Eucrites are achondritic stony meteorites, many of which originate from the surface of the asteroid 4 Vesta and as such are part of the HED meteorite clan. They are the most common achondrite group with well over 100 distinct finds at present.

Eucrites consist of basaltic rock from the crust of 4 Vesta or a similar parent body. They are mostly composed of Ca-poor pyroxene, pigeonite, and Ca-rich plagioclase (anorthite).[1]

Based on differences of chemical composition and features of the component crystals, they are subdivided into several groups:[2]

  • Non-cumulate eucrites Are the most common variety and can be subdivided further:
    • Main series eucrites formed near the surface and are mostly, though not exclusively, regolith breccias lithified under the pressure of overlying newer deposits.
    • Stannern trend eucrites are a rare variety.
    • Nuevo Laredo trend eucrites are thought to come from deeper layers of 4 Vesta's crust, and are a transition group towards the cumulate eucrites.
  • Cumulate eucrites are rare types with oriented crystals, thought to have solidified in magma chambers deep within Vesta's crust.
  • Polymict eucrites are regolith breccias consisting of mostly eucrite fragments and less than one part in ten of diogenite, an arbitrary dividing line from the howardites, which are related in structure. They are comparably rare.


Eucrites get their name from the Greek word eukritos meaning "easily distinguished". This refers to the silicate minerals in them, which can be easily distinguished because of their relatively large grain size.

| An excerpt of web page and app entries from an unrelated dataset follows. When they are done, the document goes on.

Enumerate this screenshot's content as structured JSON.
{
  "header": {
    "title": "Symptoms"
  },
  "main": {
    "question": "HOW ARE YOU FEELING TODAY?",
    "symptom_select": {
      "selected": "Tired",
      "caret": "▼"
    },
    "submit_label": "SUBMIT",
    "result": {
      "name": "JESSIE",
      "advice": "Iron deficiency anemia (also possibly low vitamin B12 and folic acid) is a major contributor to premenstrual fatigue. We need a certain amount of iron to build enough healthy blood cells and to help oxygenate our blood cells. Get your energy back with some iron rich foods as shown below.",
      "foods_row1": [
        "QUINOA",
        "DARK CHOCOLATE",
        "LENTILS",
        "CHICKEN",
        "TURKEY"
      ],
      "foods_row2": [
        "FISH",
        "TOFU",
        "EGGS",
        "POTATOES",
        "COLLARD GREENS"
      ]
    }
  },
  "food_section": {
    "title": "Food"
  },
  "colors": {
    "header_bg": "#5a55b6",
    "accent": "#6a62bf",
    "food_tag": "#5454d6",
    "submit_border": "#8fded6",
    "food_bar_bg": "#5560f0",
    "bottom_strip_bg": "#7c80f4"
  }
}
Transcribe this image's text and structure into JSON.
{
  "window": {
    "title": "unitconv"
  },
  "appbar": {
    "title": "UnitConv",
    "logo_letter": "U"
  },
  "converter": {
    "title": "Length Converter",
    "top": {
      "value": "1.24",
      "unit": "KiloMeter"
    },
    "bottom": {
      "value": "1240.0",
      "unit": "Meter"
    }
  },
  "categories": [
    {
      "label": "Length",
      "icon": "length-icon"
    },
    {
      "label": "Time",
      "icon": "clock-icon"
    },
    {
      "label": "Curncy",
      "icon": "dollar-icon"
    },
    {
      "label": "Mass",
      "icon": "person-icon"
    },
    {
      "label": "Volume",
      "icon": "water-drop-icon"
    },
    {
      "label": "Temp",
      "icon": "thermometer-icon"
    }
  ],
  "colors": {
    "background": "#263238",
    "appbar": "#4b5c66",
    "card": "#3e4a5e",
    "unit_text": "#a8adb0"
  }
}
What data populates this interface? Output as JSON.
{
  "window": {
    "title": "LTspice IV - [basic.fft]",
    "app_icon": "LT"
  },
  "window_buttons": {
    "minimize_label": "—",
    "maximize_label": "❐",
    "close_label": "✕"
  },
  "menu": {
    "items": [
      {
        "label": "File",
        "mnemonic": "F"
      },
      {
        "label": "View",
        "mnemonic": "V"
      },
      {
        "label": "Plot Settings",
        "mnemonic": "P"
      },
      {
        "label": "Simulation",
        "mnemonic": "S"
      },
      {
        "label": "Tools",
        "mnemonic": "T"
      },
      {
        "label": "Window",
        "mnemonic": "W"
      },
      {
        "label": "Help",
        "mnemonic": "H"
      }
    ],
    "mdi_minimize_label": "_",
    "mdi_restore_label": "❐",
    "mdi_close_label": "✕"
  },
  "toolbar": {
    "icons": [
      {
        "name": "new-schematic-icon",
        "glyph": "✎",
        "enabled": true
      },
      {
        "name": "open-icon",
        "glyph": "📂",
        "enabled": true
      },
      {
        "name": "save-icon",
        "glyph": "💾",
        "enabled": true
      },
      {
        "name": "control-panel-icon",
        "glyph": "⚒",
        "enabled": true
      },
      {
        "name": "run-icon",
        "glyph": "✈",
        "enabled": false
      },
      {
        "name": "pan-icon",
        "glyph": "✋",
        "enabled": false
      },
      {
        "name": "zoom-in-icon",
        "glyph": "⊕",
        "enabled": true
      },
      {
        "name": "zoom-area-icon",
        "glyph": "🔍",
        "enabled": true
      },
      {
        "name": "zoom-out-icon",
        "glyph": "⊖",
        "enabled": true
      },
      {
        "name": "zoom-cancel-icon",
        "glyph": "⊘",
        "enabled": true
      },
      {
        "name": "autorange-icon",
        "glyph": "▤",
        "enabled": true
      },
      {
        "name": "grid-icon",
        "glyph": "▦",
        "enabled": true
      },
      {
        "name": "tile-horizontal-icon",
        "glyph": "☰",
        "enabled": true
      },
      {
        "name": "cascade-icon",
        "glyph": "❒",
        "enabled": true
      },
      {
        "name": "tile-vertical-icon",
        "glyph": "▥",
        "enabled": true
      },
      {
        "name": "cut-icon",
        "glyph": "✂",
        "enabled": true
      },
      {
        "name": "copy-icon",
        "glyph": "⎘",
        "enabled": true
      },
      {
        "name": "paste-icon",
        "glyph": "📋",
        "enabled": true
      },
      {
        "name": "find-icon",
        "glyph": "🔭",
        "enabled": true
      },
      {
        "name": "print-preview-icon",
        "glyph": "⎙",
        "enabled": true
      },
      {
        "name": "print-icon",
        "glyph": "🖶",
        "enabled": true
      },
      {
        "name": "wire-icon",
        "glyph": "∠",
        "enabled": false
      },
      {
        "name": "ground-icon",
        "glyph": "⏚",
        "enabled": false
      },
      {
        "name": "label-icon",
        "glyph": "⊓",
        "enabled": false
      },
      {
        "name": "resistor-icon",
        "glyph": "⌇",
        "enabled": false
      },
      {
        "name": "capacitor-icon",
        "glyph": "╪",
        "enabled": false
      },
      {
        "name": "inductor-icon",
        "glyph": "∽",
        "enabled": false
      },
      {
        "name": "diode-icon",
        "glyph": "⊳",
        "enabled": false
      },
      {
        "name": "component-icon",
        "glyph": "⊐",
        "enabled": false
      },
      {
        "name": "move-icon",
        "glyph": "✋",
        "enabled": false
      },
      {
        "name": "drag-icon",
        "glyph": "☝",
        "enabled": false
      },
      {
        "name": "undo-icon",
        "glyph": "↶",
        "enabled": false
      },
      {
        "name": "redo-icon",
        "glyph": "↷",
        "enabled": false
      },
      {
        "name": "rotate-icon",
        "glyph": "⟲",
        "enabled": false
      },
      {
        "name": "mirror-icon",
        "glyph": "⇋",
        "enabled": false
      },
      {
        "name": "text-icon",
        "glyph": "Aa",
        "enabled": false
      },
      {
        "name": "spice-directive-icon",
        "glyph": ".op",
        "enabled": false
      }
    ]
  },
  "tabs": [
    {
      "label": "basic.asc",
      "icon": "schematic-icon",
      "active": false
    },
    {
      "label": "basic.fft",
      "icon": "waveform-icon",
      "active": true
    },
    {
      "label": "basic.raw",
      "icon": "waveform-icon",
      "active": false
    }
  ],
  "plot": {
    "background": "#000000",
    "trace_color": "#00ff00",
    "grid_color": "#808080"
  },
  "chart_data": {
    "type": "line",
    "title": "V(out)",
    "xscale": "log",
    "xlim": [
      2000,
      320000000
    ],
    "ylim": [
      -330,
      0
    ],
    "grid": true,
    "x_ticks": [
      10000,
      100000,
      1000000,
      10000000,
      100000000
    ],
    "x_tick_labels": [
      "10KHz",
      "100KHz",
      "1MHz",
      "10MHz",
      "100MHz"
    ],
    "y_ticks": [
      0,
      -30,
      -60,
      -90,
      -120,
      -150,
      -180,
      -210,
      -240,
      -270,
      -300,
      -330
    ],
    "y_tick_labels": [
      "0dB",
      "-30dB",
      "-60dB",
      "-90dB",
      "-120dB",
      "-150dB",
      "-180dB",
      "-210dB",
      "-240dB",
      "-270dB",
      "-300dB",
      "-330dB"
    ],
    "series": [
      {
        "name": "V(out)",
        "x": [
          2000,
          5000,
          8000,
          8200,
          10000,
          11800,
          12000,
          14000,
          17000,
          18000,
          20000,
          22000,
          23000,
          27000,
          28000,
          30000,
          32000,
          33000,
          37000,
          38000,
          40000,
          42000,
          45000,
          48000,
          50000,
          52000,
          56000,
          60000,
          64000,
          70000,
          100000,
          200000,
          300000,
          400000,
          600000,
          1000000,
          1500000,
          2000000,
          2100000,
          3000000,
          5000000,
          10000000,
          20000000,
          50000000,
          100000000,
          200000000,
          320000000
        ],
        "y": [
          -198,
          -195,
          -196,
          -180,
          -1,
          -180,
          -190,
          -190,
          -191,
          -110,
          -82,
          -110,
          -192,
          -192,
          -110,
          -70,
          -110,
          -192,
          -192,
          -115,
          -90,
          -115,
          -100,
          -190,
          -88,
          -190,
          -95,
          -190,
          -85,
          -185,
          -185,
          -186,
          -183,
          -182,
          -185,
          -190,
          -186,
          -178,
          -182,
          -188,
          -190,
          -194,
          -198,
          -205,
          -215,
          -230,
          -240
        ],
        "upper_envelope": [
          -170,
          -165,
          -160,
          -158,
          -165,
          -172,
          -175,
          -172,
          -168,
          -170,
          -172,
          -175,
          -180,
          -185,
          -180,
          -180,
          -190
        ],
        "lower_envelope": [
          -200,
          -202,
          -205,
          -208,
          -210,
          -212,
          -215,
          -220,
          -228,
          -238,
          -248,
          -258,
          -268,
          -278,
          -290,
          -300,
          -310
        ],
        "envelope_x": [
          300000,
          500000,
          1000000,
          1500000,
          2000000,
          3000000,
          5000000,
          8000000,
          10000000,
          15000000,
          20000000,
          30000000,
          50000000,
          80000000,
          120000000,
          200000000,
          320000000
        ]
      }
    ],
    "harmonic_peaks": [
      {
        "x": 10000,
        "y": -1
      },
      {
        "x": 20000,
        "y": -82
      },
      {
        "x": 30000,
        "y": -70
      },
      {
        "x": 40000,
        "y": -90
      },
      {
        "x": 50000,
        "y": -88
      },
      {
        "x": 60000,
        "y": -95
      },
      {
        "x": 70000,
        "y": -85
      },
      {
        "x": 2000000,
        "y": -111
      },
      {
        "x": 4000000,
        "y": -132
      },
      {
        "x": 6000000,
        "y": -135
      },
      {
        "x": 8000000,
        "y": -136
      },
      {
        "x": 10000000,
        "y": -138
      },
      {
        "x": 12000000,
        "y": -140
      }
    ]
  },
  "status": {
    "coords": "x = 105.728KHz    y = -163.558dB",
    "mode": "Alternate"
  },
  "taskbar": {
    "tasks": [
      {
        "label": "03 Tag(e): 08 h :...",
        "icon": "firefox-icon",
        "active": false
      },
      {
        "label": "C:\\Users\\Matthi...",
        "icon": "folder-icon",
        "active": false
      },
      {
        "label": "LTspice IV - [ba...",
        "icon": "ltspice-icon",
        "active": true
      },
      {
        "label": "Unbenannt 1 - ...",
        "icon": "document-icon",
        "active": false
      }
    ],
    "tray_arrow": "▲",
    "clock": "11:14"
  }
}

Eucrite is also a now obsolete term for bytownite-gabbro, an igneous rock formed in the Earth's crust. The term was used as a rock type name for some of the Paleogene igneous rocks of Scotland.[3]

See also[edit]


  1. ^ B. Mason: Meteorites. John Wiley, New York 1962.
  2. ^ Mittlefehldt, McCoy, Goodrich and Kracher: Non-chondritic Meteorites from Asteroidal Bodies, In: Reviews in Mineralogy Vol. 36, Planetary Materials, Mineralogical Society of America, 1998.
  3. ^ Sutherland, D. S. (1982) Igneous Rocks of the British Isles, Chichester, John Wiley, page 536.

External links[edit]